### [TASK GOAL]
Would you write out the whole listing below exactly as given?
═══ DATA SUPPLIED
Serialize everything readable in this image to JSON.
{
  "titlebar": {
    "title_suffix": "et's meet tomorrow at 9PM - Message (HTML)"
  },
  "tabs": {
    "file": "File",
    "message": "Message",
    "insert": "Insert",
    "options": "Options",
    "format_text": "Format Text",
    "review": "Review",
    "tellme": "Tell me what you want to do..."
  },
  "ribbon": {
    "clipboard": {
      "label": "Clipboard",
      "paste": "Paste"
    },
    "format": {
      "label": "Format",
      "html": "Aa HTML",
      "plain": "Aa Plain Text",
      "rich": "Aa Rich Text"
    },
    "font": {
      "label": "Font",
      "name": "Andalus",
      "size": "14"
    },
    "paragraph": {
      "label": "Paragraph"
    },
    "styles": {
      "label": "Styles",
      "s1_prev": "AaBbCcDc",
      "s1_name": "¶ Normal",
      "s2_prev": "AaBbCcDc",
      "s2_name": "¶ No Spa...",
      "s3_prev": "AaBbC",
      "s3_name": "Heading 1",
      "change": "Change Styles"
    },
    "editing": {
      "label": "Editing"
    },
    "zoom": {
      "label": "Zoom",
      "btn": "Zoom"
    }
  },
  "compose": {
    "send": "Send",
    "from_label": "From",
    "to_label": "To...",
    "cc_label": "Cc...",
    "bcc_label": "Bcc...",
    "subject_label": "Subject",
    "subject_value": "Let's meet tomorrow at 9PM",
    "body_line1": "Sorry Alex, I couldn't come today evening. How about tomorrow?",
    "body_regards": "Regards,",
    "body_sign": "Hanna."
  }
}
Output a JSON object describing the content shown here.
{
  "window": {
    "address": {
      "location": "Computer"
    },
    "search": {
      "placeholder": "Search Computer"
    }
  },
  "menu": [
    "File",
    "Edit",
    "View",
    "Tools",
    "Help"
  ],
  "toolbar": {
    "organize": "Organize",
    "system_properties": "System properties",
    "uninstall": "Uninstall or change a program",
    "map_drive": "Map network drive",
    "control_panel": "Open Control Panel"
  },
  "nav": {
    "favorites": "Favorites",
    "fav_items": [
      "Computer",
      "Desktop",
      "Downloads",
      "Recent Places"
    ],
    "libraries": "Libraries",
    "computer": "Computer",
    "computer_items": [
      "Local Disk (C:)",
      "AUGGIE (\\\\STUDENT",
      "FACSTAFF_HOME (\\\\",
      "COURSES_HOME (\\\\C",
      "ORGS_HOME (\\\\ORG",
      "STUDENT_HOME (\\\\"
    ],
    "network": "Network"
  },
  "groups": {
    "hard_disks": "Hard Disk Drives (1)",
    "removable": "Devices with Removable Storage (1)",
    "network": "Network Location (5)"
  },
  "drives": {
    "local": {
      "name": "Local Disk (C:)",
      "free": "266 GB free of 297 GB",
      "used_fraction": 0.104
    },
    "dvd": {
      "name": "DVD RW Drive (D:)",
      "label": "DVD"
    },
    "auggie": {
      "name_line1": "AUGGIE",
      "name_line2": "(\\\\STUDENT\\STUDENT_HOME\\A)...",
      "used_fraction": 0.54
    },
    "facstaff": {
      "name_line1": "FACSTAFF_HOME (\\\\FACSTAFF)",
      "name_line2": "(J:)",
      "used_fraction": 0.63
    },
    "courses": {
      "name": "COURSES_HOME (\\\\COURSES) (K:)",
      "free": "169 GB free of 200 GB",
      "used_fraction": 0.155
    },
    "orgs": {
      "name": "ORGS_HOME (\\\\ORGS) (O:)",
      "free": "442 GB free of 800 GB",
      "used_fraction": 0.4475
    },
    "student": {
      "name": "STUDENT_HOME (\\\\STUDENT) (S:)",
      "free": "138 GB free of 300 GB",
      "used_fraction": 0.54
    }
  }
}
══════
### [RESULT FOR THIS EXERCISE]
Serialize everything readable in this image to JSON.
{
  "titlebar": {
    "title_suffix": "et's meet tomorrow at 9PM - Message (HTML)"
  },
  "tabs": {
    "file": "File",
    "message": "Message",
    "insert": "Insert",
    "options": "Options",
    "format_text": "Format Text",
    "review": "Review",
    "tellme": "Tell me what you want to do..."
  },
  "ribbon": {
    "clipboard": {
      "label": "Clipboard",
      "paste": "Paste"
    },
    "format": {
      "label": "Format",
      "html": "Aa HTML",
      "plain": "Aa Plain Text",
      "rich": "Aa Rich Text"
    },
    "font": {
      "label": "Font",
      "name": "Andalus",
      "size": "14"
    },
    "paragraph": {
      "label": "Paragraph"
    },
    "styles": {
      "label": "Styles",
      "s1_prev": "AaBbCcDc",
      "s1_name": "¶ Normal",
      "s2_prev": "AaBbCcDc",
      "s2_name": "¶ No Spa...",
      "s3_prev": "AaBbC",
      "s3_name": "Heading 1",
      "change": "Change Styles"
    },
    "editing": {
      "label": "Editing"
    },
    "zoom": {
      "label": "Zoom",
      "btn": "Zoom"
    }
  },
  "compose": {
    "send": "Send",
    "from_label": "From",
    "to_label": "To...",
    "cc_label": "Cc...",
    "bcc_label": "Bcc...",
    "subject_label": "Subject",
    "subject_value": "Let's meet tomorrow at 9PM",
    "body_line1": "Sorry Alex, I couldn't come today evening. How about tomorrow?",
    "body_regards": "Regards,",
    "body_sign": "Hanna."
  }
}
Output a JSON object describing the content shown here.
{
  "window": {
    "address": {
      "location": "Computer"
    },
    "search": {
      "placeholder": "Search Computer"
    }
  },
  "menu": [
    "File",
    "Edit",
    "View",
    "Tools",
    "Help"
  ],
  "toolbar": {
    "organize": "Organize",
    "system_properties": "System properties",
    "uninstall": "Uninstall or change a program",
    "map_drive": "Map network drive",
    "control_panel": "Open Control Panel"
  },
  "nav": {
    "favorites": "Favorites",
    "fav_items": [
      "Computer",
      "Desktop",
      "Downloads",
      "Recent Places"
    ],
    "libraries": "Libraries",
    "computer": "Computer",
    "computer_items": [
      "Local Disk (C:)",
      "AUGGIE (\\\\STUDENT",
      "FACSTAFF_HOME (\\\\",
      "COURSES_HOME (\\\\C",
      "ORGS_HOME (\\\\ORG",
      "STUDENT_HOME (\\\\"
    ],
    "network": "Network"
  },
  "groups": {
    "hard_disks": "Hard Disk Drives (1)",
    "removable": "Devices with Removable Storage (1)",
    "network": "Network Location (5)"
  },
  "drives": {
    "local": {
      "name": "Local Disk (C:)",
      "free": "266 GB free of 297 GB",
      "used_fraction": 0.104
    },
    "dvd": {
      "name": "DVD RW Drive (D:)",
      "label": "DVD"
    },
    "auggie": {
      "name_line1": "AUGGIE",
      "name_line2": "(\\\\STUDENT\\STUDENT_HOME\\A)...",
      "used_fraction": 0.54
    },
    "facstaff": {
      "name_line1": "FACSTAFF_HOME (\\\\FACSTAFF)",
      "name_line2": "(J:)",
      "used_fraction": 0.63
    },
    "courses": {
      "name": "COURSES_HOME (\\\\COURSES) (K:)",
      "free": "169 GB free of 200 GB",
      "used_fraction": 0.155
    },
    "orgs": {
      "name": "ORGS_HOME (\\\\ORGS) (O:)",
      "free": "442 GB free of 800 GB",
      "used_fraction": 0.4475
    },
    "student": {
      "name": "STUDENT_HOME (\\\\STUDENT) (S:)",
      "free": "138 GB free of 300 GB",
      "used_fraction": 0.54
    }
  }
}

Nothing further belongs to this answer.